(Component data from apps and pages)
==================================================

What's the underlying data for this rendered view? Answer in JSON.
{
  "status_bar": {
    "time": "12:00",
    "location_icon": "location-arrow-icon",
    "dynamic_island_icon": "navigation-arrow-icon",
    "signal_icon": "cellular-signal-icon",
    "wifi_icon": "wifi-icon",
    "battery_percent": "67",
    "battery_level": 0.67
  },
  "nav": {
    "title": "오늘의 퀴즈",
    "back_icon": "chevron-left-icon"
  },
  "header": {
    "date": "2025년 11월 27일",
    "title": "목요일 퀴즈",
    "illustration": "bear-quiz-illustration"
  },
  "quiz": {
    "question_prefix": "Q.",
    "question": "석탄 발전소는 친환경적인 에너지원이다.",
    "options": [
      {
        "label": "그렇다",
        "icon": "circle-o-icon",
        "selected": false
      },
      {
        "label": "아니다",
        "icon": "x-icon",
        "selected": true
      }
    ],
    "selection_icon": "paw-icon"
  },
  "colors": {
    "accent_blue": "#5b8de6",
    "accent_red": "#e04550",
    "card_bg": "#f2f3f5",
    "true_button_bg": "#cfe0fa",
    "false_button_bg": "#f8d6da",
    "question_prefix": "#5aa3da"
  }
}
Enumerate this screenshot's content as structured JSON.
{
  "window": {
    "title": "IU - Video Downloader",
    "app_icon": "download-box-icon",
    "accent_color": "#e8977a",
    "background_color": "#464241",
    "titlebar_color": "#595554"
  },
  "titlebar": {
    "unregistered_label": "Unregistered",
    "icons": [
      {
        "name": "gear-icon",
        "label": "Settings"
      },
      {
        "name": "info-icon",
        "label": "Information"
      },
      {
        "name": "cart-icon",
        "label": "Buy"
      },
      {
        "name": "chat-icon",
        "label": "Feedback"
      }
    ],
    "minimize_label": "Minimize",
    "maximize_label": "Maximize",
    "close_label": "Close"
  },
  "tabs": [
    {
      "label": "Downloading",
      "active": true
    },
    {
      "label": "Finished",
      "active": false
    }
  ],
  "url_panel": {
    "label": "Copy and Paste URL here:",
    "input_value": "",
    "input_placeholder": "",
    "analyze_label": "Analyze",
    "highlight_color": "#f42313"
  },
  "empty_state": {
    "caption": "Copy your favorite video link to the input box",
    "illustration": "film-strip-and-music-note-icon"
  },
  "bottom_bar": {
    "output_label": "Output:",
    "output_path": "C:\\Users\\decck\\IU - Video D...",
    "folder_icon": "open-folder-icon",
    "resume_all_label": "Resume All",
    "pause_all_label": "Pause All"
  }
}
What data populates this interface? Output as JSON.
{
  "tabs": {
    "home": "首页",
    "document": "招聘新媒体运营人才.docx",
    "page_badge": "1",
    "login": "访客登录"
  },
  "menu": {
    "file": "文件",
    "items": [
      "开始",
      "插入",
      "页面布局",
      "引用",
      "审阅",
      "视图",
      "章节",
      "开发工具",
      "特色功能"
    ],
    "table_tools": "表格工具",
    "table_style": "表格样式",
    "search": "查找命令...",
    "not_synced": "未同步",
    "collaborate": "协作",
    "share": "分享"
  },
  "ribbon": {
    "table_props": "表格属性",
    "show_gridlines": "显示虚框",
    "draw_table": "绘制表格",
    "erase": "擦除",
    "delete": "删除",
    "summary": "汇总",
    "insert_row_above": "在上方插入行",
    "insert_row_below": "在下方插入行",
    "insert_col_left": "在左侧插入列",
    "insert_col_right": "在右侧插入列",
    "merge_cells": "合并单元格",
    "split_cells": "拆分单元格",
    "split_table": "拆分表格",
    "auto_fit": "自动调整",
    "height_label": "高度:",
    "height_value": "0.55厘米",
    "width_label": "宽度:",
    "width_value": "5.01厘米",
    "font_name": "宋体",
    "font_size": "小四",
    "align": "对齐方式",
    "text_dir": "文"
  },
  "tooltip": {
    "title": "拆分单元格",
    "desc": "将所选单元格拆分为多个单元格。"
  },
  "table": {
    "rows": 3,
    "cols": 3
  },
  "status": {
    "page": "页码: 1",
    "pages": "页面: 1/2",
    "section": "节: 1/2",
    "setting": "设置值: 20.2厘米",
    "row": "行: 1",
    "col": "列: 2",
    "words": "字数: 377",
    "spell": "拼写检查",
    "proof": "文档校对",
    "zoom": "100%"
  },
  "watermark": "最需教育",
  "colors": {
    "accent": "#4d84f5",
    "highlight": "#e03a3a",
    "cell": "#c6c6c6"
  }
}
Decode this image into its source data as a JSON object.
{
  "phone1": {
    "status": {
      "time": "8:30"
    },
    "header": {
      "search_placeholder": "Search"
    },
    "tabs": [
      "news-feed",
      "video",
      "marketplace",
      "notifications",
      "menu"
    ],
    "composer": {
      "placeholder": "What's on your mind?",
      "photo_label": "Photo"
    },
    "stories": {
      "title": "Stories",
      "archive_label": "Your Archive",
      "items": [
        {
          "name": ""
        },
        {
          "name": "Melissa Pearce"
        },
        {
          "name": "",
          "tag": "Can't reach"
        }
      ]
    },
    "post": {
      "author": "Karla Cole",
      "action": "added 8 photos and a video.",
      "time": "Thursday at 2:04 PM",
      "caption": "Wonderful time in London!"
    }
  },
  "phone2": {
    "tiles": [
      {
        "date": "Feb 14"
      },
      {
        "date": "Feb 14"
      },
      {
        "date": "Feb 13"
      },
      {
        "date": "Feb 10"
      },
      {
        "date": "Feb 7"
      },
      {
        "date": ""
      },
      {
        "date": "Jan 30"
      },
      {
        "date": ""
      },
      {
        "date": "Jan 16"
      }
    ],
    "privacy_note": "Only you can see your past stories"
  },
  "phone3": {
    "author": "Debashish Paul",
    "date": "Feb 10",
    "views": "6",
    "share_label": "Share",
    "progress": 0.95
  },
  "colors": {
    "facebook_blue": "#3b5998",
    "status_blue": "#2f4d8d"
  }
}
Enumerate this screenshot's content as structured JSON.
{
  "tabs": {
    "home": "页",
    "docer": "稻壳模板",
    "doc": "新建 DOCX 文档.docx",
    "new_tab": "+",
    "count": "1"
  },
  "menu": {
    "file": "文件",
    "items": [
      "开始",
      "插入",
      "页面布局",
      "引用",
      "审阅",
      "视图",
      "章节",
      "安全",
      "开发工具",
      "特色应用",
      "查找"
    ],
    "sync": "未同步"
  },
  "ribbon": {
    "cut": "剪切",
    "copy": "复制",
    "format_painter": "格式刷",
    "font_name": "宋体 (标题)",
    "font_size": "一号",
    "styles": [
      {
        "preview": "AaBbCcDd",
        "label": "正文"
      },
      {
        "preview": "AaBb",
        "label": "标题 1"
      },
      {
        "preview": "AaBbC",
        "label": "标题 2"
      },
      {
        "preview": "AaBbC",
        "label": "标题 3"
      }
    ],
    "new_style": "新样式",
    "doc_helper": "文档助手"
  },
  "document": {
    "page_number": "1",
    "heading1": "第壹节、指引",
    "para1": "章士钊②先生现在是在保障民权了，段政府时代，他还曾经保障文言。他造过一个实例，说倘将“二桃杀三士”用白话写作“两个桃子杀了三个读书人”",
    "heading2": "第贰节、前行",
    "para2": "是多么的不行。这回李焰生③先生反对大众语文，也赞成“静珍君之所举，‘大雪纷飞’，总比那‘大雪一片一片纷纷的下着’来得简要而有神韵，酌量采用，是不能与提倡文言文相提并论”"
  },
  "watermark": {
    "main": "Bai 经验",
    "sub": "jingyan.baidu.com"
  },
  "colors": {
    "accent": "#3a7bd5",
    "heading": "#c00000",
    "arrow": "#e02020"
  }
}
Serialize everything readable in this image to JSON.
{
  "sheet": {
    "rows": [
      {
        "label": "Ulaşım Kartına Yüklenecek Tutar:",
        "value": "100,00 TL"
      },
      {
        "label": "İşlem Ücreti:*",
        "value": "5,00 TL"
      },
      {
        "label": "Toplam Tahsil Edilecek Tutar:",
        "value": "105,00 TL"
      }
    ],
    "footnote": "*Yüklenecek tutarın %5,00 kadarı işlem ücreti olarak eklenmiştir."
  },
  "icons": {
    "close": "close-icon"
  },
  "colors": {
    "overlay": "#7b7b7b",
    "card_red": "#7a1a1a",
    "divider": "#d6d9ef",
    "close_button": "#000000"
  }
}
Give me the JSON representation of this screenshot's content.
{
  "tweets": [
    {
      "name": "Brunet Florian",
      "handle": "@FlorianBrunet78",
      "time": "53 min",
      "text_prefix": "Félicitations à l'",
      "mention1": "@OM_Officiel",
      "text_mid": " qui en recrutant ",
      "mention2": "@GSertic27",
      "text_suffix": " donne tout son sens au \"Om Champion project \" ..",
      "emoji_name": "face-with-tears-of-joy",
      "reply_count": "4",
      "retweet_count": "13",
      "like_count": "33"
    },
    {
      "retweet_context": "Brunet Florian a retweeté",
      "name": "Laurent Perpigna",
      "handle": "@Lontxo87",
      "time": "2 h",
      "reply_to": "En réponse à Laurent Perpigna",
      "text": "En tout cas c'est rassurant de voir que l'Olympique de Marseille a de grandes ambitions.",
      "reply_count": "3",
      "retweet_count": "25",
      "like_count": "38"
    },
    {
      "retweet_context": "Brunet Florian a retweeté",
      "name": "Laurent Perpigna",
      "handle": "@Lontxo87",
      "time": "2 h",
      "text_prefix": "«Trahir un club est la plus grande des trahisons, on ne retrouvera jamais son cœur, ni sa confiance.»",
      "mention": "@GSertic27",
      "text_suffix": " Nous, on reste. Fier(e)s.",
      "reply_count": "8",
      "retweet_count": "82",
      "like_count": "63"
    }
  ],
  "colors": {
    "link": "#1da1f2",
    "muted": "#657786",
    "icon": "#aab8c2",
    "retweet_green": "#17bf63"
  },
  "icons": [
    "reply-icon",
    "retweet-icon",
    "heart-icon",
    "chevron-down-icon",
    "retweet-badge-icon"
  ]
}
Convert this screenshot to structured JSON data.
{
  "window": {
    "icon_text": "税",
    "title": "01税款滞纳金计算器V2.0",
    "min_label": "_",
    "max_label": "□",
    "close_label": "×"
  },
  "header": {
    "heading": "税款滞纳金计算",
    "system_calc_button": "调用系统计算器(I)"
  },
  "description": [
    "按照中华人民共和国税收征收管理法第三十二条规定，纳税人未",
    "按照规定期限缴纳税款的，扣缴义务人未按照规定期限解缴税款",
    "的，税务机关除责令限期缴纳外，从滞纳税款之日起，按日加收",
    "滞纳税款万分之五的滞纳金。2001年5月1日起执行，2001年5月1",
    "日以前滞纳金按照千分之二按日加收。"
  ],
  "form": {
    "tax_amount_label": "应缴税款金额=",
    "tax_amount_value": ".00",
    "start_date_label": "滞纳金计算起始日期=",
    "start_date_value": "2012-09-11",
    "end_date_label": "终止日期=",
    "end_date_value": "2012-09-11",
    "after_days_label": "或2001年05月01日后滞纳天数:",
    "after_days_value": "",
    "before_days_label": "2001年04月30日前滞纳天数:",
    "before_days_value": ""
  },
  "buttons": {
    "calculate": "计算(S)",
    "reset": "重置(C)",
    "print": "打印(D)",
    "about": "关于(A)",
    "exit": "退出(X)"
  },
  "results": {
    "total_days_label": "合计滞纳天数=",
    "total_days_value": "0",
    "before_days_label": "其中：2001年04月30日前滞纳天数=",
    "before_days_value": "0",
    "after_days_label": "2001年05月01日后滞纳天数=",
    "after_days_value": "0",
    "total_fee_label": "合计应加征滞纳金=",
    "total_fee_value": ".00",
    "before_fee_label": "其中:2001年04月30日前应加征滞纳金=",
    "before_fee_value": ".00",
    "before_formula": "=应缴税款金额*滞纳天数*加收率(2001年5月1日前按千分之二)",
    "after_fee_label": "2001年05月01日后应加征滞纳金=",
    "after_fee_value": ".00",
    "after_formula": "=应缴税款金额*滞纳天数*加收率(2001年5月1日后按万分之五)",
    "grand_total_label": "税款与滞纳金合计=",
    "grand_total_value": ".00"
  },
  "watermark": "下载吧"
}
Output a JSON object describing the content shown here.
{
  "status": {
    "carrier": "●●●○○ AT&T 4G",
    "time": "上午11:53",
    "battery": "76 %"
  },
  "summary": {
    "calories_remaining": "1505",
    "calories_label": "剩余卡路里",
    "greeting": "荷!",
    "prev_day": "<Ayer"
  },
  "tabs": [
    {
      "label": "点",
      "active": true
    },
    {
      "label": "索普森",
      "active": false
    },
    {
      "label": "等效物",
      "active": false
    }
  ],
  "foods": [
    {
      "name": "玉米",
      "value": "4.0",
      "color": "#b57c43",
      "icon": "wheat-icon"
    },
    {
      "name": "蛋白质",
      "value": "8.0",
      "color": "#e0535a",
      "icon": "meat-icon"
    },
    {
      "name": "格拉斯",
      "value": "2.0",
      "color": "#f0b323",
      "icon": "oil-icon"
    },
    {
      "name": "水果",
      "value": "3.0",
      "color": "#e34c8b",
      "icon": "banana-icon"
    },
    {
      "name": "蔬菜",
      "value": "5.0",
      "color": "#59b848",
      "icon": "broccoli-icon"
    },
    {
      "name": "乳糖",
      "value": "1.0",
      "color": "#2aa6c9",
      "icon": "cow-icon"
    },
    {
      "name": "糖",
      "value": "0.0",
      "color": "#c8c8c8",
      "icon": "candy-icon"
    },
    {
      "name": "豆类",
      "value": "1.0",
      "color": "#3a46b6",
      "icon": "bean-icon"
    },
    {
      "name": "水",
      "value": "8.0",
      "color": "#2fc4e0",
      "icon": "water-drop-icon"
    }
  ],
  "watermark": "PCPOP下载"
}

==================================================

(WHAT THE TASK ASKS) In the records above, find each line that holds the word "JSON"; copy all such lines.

(YOUR SOLUTION)
What's the underlying data for this rendered view? Answer in JSON.
Enumerate this screenshot's content as structured JSON.
What data populates this interface? Output as JSON.
Decode this image into its source data as a JSON object.
Enumerate this screenshot's content as structured JSON.
Serialize everything readable in this image to JSON.
Give me the JSON representation of this screenshot's content.
Convert this screenshot to structured JSON data.
Output a JSON object describing the content shown here.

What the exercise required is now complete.